Going to the source of blockages to remove them
This thrombolysis therapy can very effectively address clots that can be life-threatening if they travel to the brain, lungs, or heart. This kind of blood clot (or embolus) can result from cancer or cancer treatments, from major surgery, from traumatic injury, and other causes, and can travel to these critical locations. Another form of blood clot (thrombus) can arise within a vessel and sometimes be harmless but often cause circulatory compromise at its site of origin that results in pain, numbness, coldness, tingling, or swelling (especially in the extremities). Clots may grown and cut off blood supply to organs, or to an arm or leg, causing a life-threatening situation or loss of an extremity.
Thrombolysis can significantly improve blood flow and can reduce symptoms caused by a clot. Patients receive an intravenous sedative for the procedure. Access is usually through the femoral artery at the groin, and the radiologist watches the progress of the procedure on an x-ray monitor, using fluoroscopy.
Thrombolysis is a type of intravenous therapy for which IR the team will usually leave the catheter in place in a stable position, connected to an infusion device that delivers the drug in a highly controlled dose. This arrangement will usually need to deliver therapy for several hours or days to dissolve the clot. Patients remain in the hospital during this time, usually with intensive monitoring. The radiologist will use additional imaging, usually including ultrasound and angiography, during this time to monitor the progress of the treatment. If imaging reveals that the vessel wall is narrowed or damaged, it may be necessary after thrombolysis for the team to perform angioplasty and stenting to prevent the vessel from becoming obstructed again.
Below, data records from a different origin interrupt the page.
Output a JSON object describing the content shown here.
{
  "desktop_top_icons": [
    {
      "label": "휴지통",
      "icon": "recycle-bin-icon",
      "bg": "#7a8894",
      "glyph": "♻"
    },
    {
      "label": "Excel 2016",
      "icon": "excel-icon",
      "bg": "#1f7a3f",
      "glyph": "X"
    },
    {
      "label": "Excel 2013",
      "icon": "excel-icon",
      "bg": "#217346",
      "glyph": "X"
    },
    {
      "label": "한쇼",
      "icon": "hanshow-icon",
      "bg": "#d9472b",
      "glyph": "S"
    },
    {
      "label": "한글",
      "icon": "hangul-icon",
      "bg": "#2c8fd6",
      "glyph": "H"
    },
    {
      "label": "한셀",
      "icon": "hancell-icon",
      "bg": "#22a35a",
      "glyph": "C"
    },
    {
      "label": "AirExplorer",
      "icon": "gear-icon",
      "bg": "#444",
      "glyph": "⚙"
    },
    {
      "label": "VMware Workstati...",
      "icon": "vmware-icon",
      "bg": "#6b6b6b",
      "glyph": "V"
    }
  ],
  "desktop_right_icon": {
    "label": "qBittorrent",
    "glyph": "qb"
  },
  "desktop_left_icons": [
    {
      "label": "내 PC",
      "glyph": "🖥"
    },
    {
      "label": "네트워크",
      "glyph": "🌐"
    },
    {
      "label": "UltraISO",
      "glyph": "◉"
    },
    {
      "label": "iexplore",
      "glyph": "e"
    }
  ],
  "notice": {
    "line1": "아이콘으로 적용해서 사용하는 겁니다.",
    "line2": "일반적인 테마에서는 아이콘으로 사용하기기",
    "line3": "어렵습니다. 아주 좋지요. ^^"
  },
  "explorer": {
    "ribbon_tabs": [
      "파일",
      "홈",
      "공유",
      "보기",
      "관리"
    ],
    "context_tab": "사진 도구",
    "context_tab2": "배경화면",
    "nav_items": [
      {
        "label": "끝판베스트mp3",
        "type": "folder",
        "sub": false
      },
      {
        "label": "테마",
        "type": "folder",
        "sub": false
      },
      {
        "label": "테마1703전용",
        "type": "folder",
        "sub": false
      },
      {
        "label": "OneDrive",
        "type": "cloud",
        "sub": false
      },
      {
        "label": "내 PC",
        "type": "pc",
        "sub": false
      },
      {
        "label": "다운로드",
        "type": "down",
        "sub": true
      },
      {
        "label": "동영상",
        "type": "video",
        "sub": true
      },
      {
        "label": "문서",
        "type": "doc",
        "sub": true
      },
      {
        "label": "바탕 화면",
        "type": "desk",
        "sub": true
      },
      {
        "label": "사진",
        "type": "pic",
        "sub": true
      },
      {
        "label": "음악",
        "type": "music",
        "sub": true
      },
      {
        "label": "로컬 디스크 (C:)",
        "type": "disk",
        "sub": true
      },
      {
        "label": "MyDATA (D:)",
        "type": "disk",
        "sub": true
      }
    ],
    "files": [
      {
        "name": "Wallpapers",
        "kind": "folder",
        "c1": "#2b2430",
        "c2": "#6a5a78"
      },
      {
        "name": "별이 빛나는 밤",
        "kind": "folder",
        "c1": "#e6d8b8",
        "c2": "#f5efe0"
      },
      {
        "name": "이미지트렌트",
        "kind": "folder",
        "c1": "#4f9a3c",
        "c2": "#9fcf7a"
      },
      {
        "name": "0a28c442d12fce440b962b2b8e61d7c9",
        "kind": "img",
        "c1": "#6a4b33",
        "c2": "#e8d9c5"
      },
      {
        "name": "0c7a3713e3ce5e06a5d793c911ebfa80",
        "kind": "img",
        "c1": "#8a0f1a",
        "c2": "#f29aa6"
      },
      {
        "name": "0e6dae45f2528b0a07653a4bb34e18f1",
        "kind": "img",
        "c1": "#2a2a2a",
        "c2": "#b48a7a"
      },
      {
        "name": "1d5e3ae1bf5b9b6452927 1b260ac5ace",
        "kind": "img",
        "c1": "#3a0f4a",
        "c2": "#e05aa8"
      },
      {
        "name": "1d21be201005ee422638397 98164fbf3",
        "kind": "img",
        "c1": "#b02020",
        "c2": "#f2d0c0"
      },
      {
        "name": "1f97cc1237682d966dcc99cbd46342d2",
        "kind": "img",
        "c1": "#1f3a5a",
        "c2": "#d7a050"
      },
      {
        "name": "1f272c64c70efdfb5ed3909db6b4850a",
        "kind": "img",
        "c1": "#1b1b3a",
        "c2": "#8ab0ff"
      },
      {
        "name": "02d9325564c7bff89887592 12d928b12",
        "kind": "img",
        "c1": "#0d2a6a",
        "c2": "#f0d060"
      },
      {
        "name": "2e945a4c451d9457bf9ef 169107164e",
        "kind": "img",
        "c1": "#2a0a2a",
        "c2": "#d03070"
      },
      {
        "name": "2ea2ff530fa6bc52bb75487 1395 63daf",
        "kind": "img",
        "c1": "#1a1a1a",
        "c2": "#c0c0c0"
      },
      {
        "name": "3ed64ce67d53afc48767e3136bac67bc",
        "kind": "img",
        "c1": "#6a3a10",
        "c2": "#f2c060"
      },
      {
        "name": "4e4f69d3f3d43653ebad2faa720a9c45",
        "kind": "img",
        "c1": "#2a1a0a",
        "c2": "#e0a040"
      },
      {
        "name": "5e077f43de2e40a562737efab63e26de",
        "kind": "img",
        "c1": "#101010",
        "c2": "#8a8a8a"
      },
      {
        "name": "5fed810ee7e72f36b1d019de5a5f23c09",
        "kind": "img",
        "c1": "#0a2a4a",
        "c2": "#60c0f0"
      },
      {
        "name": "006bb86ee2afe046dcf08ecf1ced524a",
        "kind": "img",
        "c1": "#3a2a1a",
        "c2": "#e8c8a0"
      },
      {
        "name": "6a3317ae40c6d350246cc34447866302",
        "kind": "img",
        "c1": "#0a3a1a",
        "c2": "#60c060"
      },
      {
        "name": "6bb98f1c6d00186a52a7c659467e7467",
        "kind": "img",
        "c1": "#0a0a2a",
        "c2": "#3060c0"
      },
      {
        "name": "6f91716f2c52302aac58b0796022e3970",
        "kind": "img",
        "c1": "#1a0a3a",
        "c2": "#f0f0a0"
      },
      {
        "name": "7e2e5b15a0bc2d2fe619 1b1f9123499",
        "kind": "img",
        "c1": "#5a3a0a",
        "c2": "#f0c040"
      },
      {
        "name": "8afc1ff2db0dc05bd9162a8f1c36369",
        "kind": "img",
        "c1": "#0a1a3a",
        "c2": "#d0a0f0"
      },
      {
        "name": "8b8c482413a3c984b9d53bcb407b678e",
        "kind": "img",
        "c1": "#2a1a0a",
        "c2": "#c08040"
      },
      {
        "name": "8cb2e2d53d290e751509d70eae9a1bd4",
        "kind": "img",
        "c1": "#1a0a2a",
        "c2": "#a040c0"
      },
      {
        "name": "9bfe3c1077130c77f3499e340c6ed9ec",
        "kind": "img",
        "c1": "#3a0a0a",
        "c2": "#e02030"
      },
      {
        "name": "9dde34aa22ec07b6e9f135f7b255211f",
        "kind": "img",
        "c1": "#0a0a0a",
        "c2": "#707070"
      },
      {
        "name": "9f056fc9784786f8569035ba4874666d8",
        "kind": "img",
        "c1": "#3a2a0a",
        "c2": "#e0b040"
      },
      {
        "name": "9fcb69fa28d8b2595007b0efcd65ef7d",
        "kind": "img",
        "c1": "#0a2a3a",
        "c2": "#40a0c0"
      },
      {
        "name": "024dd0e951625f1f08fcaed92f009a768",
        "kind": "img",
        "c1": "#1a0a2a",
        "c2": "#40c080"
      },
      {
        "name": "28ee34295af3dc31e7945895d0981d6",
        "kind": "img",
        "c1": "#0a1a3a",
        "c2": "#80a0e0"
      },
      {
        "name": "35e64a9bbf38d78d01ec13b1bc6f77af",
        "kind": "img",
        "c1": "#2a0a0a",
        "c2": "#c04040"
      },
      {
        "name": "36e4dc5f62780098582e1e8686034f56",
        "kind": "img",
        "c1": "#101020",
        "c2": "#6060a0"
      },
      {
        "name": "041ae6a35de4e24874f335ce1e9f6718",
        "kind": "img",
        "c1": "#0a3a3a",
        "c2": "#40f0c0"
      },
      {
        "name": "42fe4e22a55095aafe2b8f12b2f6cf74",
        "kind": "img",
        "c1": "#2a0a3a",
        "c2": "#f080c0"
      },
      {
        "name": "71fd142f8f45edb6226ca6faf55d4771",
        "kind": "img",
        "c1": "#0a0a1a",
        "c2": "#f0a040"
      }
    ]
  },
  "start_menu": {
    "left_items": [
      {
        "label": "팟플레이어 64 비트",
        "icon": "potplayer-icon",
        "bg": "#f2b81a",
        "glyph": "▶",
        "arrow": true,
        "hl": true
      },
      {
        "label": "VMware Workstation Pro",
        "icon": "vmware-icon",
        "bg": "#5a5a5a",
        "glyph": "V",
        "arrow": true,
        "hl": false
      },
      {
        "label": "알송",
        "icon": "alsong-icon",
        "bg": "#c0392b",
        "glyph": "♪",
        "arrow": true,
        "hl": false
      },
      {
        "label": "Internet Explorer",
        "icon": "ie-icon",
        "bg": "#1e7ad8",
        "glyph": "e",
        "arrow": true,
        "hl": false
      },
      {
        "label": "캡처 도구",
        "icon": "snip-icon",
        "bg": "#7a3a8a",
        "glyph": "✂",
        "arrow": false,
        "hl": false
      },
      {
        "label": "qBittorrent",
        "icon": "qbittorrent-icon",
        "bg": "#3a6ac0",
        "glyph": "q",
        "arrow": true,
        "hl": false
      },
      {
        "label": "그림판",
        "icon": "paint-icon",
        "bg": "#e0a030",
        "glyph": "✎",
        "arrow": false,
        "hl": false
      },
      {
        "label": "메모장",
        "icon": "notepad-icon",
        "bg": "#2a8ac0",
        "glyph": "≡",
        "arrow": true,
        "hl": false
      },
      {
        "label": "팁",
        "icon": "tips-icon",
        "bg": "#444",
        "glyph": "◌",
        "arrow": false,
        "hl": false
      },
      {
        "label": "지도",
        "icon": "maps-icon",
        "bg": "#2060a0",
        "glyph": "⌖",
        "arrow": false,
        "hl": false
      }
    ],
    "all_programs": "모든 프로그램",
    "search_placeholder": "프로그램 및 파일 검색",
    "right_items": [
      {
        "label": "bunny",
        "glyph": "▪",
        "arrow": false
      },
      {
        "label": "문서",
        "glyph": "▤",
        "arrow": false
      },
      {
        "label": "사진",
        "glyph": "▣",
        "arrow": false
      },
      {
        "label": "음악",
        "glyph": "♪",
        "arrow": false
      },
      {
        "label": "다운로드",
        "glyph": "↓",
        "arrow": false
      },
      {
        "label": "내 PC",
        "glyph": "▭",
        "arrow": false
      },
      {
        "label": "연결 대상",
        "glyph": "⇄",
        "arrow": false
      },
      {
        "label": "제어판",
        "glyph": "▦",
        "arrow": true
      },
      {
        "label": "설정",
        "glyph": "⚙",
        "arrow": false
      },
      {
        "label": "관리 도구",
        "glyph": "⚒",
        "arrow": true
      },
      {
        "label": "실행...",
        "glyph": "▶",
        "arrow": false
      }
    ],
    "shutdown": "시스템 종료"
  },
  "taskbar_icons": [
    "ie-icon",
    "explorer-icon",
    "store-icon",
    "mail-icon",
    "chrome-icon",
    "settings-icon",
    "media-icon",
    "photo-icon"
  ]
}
Catheter-directed thrombolysis is a safe and effective means of re-establishing circulation in areas affected by clotting.